- EXERCISE BRIEF: Exactly as written, return every line of the data below apart from the pictures.
::: PROVIDED MATERIAL
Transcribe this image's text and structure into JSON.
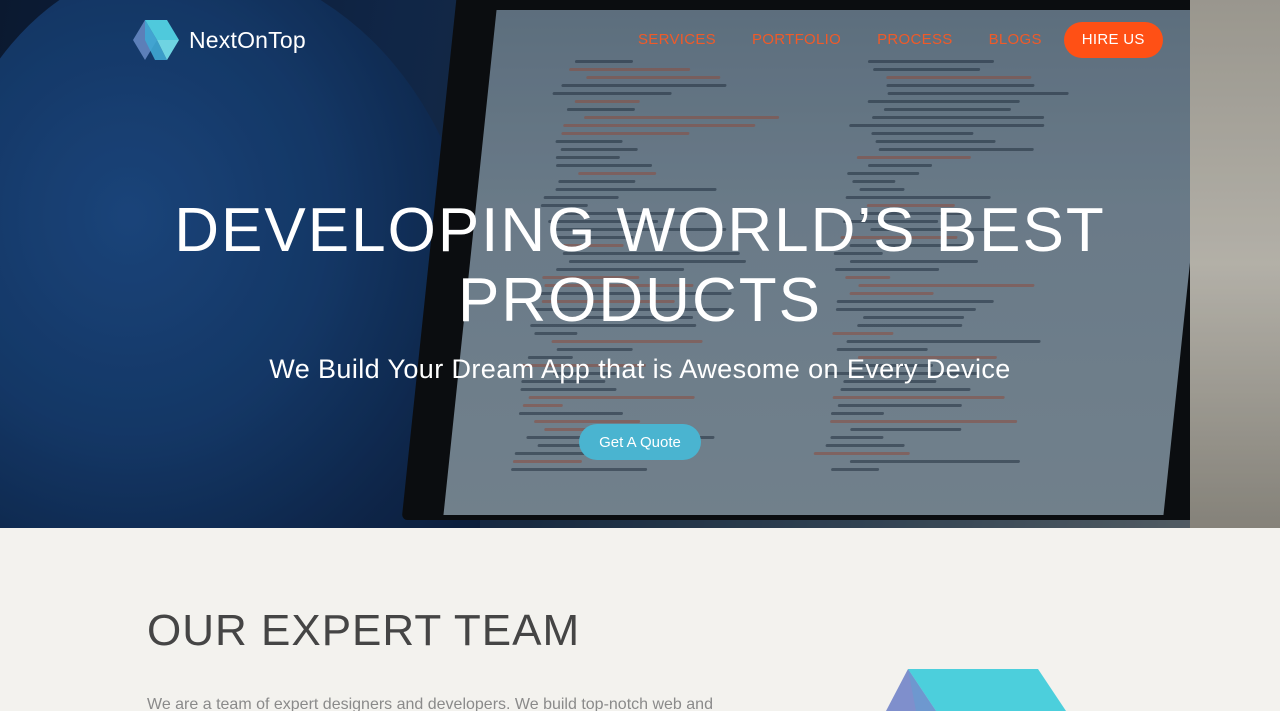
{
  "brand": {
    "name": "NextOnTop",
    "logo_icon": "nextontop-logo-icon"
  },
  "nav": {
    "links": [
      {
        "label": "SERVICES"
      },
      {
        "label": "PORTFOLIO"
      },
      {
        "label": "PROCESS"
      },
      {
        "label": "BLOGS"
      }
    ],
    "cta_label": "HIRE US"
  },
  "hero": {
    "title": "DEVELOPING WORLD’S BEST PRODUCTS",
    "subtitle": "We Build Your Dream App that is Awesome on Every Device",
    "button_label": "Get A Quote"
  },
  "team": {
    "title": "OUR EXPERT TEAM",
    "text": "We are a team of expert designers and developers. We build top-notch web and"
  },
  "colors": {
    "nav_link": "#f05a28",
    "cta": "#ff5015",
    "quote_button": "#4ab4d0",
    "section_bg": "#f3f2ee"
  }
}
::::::
- FINAL ANSWER:
Transcribe this image's text and structure into JSON.
{
  "brand": {
    "name": "NextOnTop",
    "logo_icon": "nextontop-logo-icon"
  },
  "nav": {
    "links": [
      {
        "label": "SERVICES"
      },
      {
        "label": "PORTFOLIO"
      },
      {
        "label": "PROCESS"
      },
      {
        "label": "BLOGS"
      }
    ],
    "cta_label": "HIRE US"
  },
  "hero": {
    "title": "DEVELOPING WORLD’S BEST PRODUCTS",
    "subtitle": "We Build Your Dream App that is Awesome on Every Device",
    "button_label": "Get A Quote"
  },
  "team": {
    "title": "OUR EXPERT TEAM",
    "text": "We are a team of expert designers and developers. We build top-notch web and"
  },
  "colors": {
    "nav_link": "#f05a28",
    "cta": "#ff5015",
    "quote_button": "#4ab4d0",
    "section_bg": "#f3f2ee"
  }
}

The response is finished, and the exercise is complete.